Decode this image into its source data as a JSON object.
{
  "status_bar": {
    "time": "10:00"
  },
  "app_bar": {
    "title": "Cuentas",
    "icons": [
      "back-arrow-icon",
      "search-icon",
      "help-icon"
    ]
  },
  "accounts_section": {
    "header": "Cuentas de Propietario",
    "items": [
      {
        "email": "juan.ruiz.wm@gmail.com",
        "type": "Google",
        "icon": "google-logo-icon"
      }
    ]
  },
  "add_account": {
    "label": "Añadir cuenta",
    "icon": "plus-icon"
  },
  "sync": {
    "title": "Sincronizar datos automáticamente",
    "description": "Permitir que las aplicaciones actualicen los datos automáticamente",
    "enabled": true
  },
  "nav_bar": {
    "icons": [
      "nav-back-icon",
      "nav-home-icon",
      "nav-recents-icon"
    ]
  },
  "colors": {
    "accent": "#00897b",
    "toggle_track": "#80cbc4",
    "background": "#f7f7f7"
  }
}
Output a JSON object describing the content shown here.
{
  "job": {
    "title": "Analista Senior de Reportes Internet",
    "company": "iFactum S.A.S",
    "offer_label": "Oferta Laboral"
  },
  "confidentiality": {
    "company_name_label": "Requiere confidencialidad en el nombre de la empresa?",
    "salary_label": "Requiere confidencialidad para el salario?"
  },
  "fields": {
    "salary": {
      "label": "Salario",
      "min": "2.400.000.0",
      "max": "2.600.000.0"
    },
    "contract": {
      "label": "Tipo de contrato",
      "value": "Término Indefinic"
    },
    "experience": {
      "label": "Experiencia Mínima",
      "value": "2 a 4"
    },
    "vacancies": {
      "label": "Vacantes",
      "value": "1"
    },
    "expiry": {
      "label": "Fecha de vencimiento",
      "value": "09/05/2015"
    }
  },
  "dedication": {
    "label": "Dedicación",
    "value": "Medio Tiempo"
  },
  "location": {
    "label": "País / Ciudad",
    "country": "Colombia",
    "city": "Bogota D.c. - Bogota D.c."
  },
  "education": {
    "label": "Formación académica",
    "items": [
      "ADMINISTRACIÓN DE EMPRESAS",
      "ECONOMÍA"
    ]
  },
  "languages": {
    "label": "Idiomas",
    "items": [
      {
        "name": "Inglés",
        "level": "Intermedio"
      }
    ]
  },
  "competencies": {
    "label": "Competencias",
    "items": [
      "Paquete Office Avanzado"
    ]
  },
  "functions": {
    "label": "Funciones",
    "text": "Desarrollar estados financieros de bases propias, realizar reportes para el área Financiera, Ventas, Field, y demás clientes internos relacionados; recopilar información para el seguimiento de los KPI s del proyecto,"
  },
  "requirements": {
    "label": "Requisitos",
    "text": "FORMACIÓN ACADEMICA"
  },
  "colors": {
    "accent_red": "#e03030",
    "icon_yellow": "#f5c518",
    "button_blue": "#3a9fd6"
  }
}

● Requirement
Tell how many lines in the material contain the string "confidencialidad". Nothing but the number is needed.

● Written response
2